Many of our clients want to know how they can maximize their compensation. It’s a simple question to answer but it can be tricky to put it into practice. This article will explain some tips on how you can make sure you’re getting the amount you deserve from your injury case.
Hire a Lawyer
First and foremost, you’ll need an injury lawyer to help you with your case. While many people worry about the costs of a lawyer, the truth is that many insurance companies don’t pay out what you’re really owed unless you have legal backup.
The extra money that you get from having a legal advocate on your side can more than make up for the money you’ll have to pay for the service. In addition, most accident lawyers work on a contingent-fee basis. This means that you only pay if they win your case.
Follow the Rules
Next, you need to ensure that you are following the law. Anything that you do that breaks any laws will jeopardize your claim. For instance, failing to trade information with the other driver after an accident could be used against you. You might also have a limited amount of time to file a lawsuit. A lawyer can help you avoid these problems.
A trickier area is following the rules of your insurance company. Complying with your policy’s rules is usually a good thing, but many insurance companies will use tricks to try and get you to settle before a lawyer can look at your case more thoroughly. Your lawyer can interact with your insurance company on your behalf and give you instructions and advice so you can get the amount of money you truly deserve.
Lawsuits all come down to evidence, which is why documentation is crucial for maximizing your compensation. The more information you can give to your lawyer, the better your case will be. Here are some things you can do:
At the scene:
- Take photos of all damage on both vehicles and the general scene. Your smartphone camera will suffice.
- Note the number of people in the other vehicle, as well as the vehicle tag number.
- Get the name, contact information, and insurance information of the other driver as required by law.
- Take photos of your injuries, if possible.
- File a police report. Be honest about your current condition.
- If your injuries are severe and you can’t get this information until after you’re in the hospital, contact the police to get a copy of their report.
- As soon as you are able, start keeping a journal of your injury progress. Note down the day and time of your entries and record things like what you did for your case (e.g., call a lawyer), any doctor visits and insurance company interactions, etc.
- Also record your subjective feelings of pain and mental distress. Are things getting better or worse?
- Also record your physical and mental struggles at work and home. If you wish to prove a pain and suffering claim, this information is invaluable.
- Any receipts, bills, or other financial-related information from repair shops and medical professionals.
- Any communications at all from your insurance company.
- Anything from your employer about accommodations they have to make for you to continue work.
- Medical records.
- Anything else your lawyer recommends you retain as possible evidence for your case.
Collecting all this information may seem like an extra burden on top of the pain you’re feeling, but this documentation is the way to prove that your injuries are as bad as you say they are.
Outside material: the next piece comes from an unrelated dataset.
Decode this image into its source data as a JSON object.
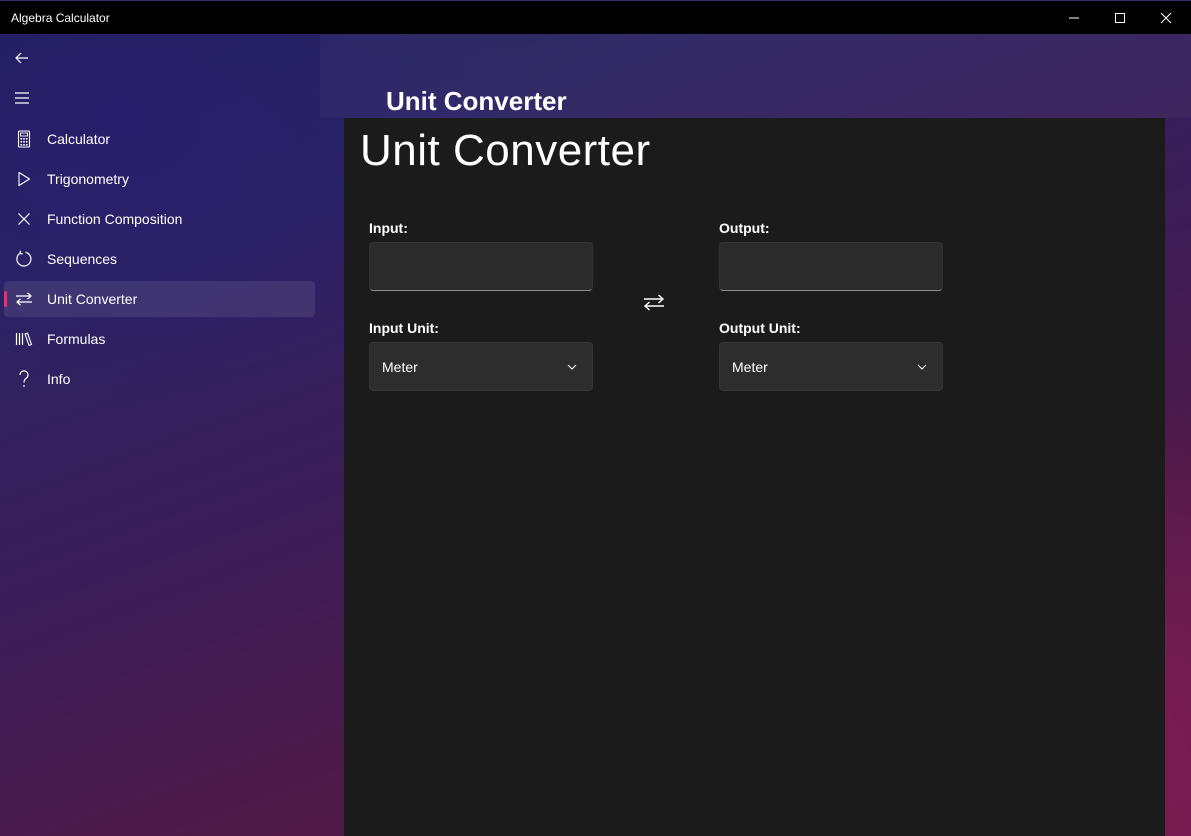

The more evidence the court has, the greater the chances for higher compensation.
If you have more questions regarding what to do after an accident, contact Dennis & King today for a free consultation.